He broke the record, completing the 50km in a time of three hours, 37 minutes and 36 seconds. The ridiculousness of such a stunt isn’t lost on him, and even now as he reflects on the experience, you can still hear his mind reeling from what occurred in that Thai hotel room with minimalist decor. “It’s not even going to be a world record because there needs to be witnesses in order for that to happen. So it became quite fun that I was just this lunatic in a hotel room pushing myself to the limit, in order to do something that’s not even going to qualify.”
It may have been for an audience of one, but Lee’s pursuits in lockdown have captured the attention of global audiences not simply because of the sheer lunacy, but because ultimately, it’s this defiance of human limits that captures the heart of sport itself. In cycling, athletes like Lachlan Morton have taken to Everesting - the challenge of cycling an ascent equal to that of the world’s highest peak - while more recently professional ski mountaineer Caroline Gleich did the same, but on skis. Even outside of the professional world, those in lockdown have clocked marathons in their backyards or simply looked to the outdoors as a means of solace. The work isn’t always easy, but in challenging ourselves in such physical pursuits we find the strength to take on the chaos that presents in everyday life. As Lee has come to exemplify, perhaps now more than ever we’re not training to race, but training simply for the joy of the everyday grind.
Lee’s competitive drive to win may have seen him become a dominant force in the ultra-running scene, but it’s never been what sustains him. In conversation, podium finishes are brushed off with endearing humility. Only feats of endurance that defy the odds are celebrated. As Lee explains, “I don’t need to be involved in these virtual races or anything like that to get inspiration.
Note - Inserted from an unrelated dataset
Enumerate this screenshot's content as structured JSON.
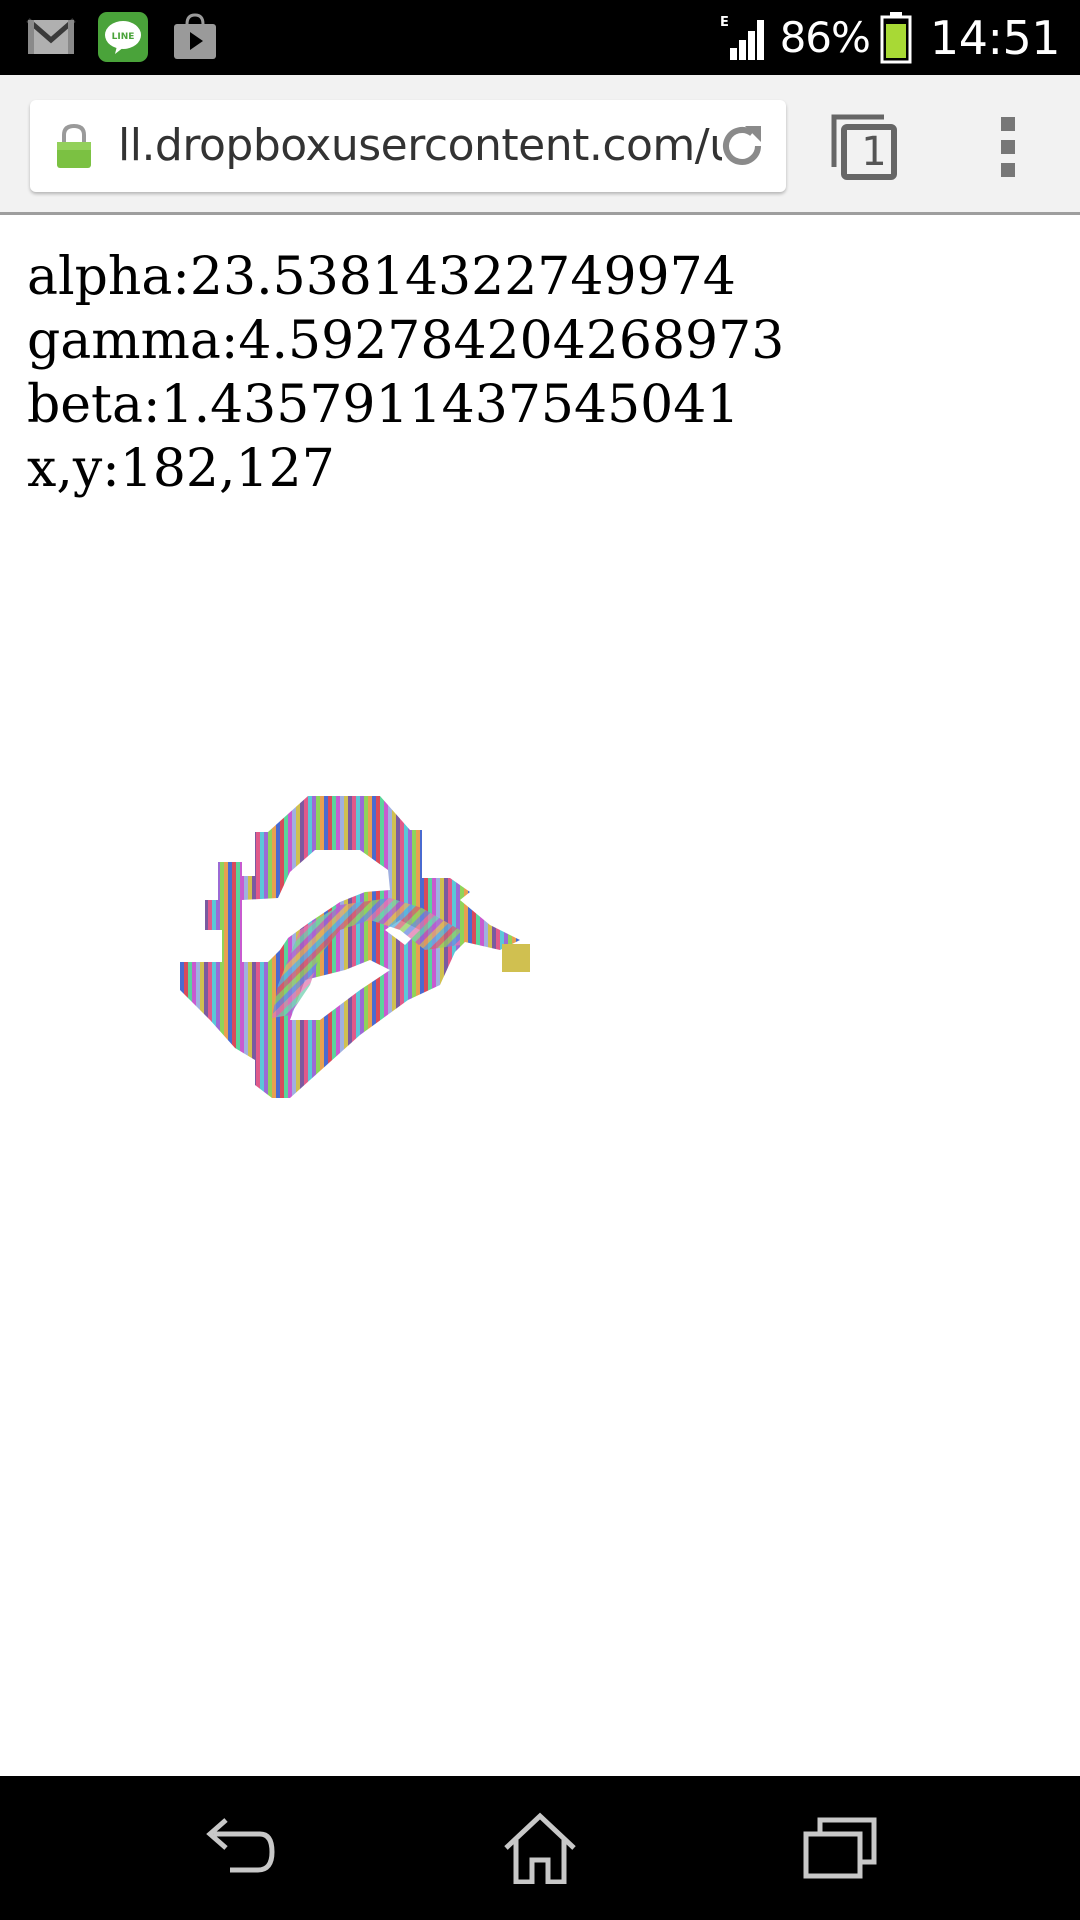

I can just try and run up my local mountain as fast as I can.” And so he did.
On that lonely road in Thailand, Lee attempted to break his own record of the Doi Inthanon 50km. Just after 2pm, a message from Lee comes through. “Wow. That was tough. Nearly got it, but knew with 5/6km to go that it would be a struggle,” it reads. There’s a screenshot of a Strava map, a line of orange snaking through an endless backdrop of green. The elevation reads 2,465 metres and to the bottom right is Lee’s time: 4h6m. It’s still the second-fastest time recorded for the Doi Inthanon 50km, but to Lee it’s a failure. The record he was chasing remains, unbroken.
“No excuses, I’m dead now, and I’ll try again in a more forgiving month…”
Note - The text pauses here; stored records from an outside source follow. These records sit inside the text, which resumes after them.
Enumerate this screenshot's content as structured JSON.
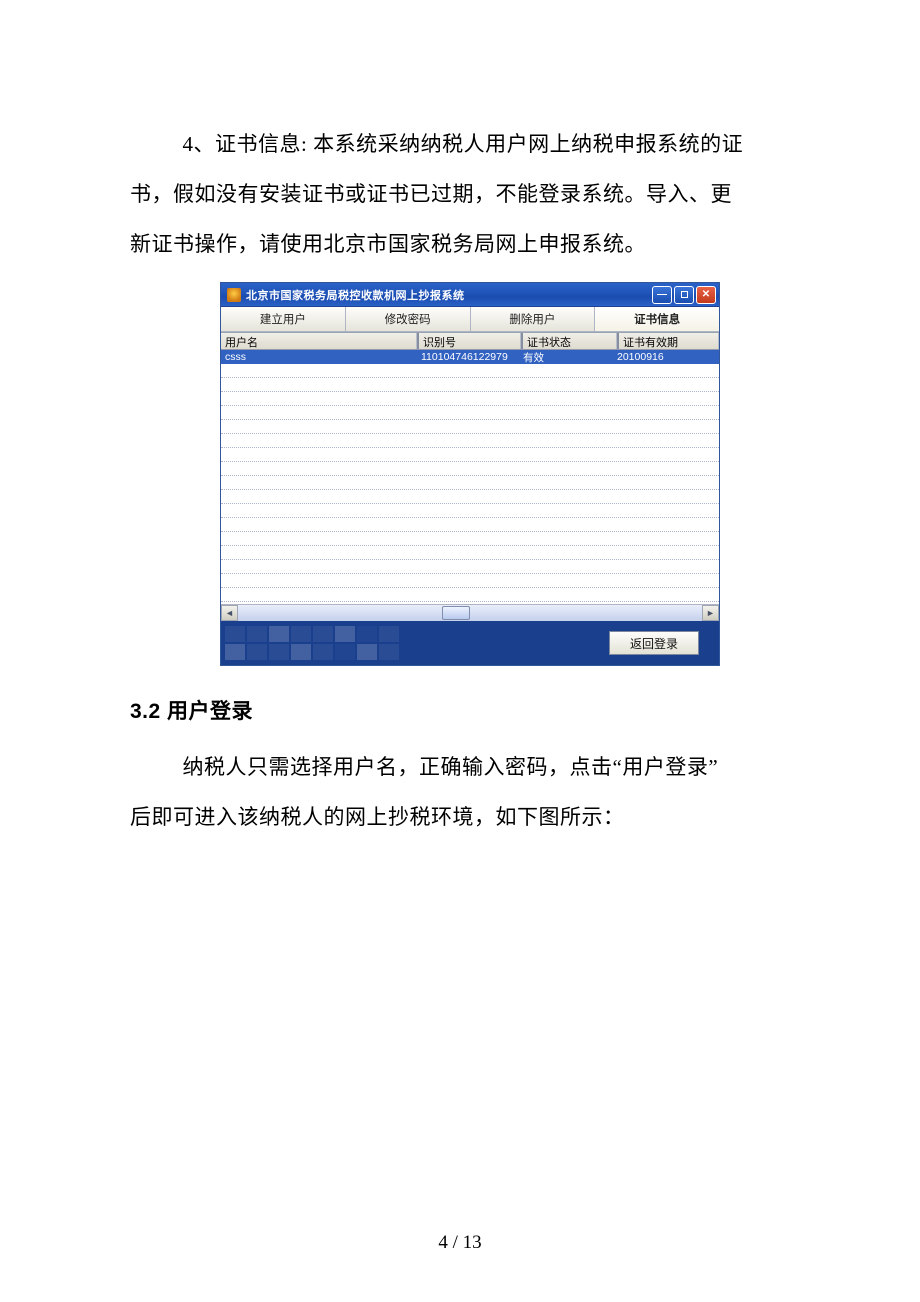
{
  "doc": {
    "p1_indent": "4、证书信息: 本系统采纳纳税人用户网上纳税申报系统的证",
    "p1_l2": "书，假如没有安装证书或证书已过期，不能登录系统。导入、更",
    "p1_l3": "新证书操作，请使用北京市国家税务局网上申报系统。",
    "h32": "3.2 用户登录",
    "p2_indent": "纳税人只需选择用户名，正确输入密码，点击“用户登录”",
    "p2_l2": "后即可进入该纳税人的网上抄税环境，如下图所示：",
    "pagenum": "4 / 13"
  },
  "win": {
    "title": "北京市国家税务局税控收款机网上抄报系统",
    "tabs": {
      "create": "建立用户",
      "changepw": "修改密码",
      "delete": "删除用户",
      "cert": "证书信息"
    },
    "columns": {
      "user": "用户名",
      "id": "识别号",
      "status": "证书状态",
      "expiry": "证书有效期"
    },
    "row0": {
      "user": "csss",
      "id": "110104746122979",
      "status": "有效",
      "expiry": "20100916"
    },
    "back": "返回登录",
    "ctl": {
      "min_glyph": "—",
      "close_glyph": "✕"
    }
  }
}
When we speak later, his tone is soft, a little weary with fatigue, but far from self-pitying. “Nothing changes, even though it was a solo attempt, it wasn’t a race and there was no competition, you still failed at what you tried to do,” Lee explains. Somewhere deep in his sinews is a box that remains unchecked. You get the feeling that Lee will return to the foot of this mountain repeatedly, until he conquers it. To Lee, his Monday effort fell short of his goal, but to all those who have been following his journey, it proved that even away from competition, there’s still much to learn from trying. It may have all been for an audience of one, but Lee Grantham proved that even in the hardest of times, mountains are, after all, just a hill.